American's minimum salary expectations surged in July amid labor shortage, New York Fed survey shows

The average reservation wage hit $68,954 in July, up 7% from a year ago

Americans' minimum salary expectations surged in July, with the lowest annual wage that workers would be willing to accept for a new job increasing sharply from the previous year, according to a Federal Reserve Bank of New York survey published Tuesday. 

The data shows the average reservation wage hit $68,954 in July, a more than 7% increase from the minimum of $64,226 in the year-ago period. Still, the figure is down slightly from the record high of $71,403 posted in March 2021.  

The year-over-year increase was most pronounced for workers over the age of 45 and those without a college degree. At the same time, the average reservation wage for individuals with an annual household income below $60,000 actually declined when compared to the previous year.


Most workers said they expected an annual salary of job offers in the next four months to be around $57,207 – a jump from last July, when the salary expectation was around $54,656. 

The number of Americans who expect to work past the age of 62 also ticked down in July, falling to 50.1% from 51.9% last July. It marked the lowest reading since the Fed started recording the data in March 2014. The average expected likelihood of working beyond age 67 also fell, dropping to 32.4% from 34.1% in July 2020. 

The data comes amid a growing gap between job openings and hiring that suggests companies are scrambling to find workers, even though the unemployment is still well above the pre-pandemic level. 

Critics have blamed the expanded federal jobless aid, which provided an extra $300 a week on top of regular state benefits to out-of-work Americans, for the labor shortage, although economists have also pointed to lingering health concerns and difficulty finding child care with many schools still closed.
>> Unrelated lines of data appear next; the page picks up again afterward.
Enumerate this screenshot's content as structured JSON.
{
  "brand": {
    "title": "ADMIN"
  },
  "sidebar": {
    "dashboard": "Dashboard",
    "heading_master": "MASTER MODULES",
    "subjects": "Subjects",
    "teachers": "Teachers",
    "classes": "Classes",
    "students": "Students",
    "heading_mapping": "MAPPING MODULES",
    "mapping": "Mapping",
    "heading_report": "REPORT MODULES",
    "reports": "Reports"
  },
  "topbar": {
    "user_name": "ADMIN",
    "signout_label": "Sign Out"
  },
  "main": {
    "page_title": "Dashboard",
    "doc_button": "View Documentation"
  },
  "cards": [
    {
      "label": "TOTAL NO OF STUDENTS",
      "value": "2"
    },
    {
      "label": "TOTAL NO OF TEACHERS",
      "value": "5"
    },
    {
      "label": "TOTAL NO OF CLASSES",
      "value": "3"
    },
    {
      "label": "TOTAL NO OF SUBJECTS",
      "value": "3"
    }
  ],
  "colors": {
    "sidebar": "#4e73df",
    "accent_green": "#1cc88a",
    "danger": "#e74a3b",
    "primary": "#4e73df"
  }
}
The boosted unemployment benefits officially ended on Sept. 6.


The Chamber of Commerce has warned the worker shortage poses the biggest threat to the economy's still-nascent recovery from the coronavirus pandemic after the government reported that the U.S. had a record-shattering 10.1 million vacant job openings in June, even though there are just 8.4 million unemployed Americans.
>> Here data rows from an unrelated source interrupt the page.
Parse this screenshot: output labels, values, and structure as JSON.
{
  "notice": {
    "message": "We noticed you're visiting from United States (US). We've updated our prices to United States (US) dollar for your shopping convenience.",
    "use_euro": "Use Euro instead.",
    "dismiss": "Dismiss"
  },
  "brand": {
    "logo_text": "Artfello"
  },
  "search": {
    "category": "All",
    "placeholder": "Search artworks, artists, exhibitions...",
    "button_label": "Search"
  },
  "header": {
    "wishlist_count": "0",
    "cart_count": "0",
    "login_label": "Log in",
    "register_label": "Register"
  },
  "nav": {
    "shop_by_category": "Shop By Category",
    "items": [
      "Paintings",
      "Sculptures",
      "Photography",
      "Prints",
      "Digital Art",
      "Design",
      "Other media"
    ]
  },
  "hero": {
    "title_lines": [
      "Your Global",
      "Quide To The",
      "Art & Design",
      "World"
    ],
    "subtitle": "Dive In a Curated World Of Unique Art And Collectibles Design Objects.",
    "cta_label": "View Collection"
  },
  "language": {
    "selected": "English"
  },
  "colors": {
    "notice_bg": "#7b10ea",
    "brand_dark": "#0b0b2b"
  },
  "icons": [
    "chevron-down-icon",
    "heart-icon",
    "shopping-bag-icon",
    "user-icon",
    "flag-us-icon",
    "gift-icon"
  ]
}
For comparison's sake, before the pandemic shut down broad swaths of the nation's economy, there were roughly 7 million available jobs.

The Fed survey comes in light of the Labor Department's August payroll report, which revealed the economy added just 235,000 jobs last month, an abrupt slowdown when compared to the gain of 1 million in July.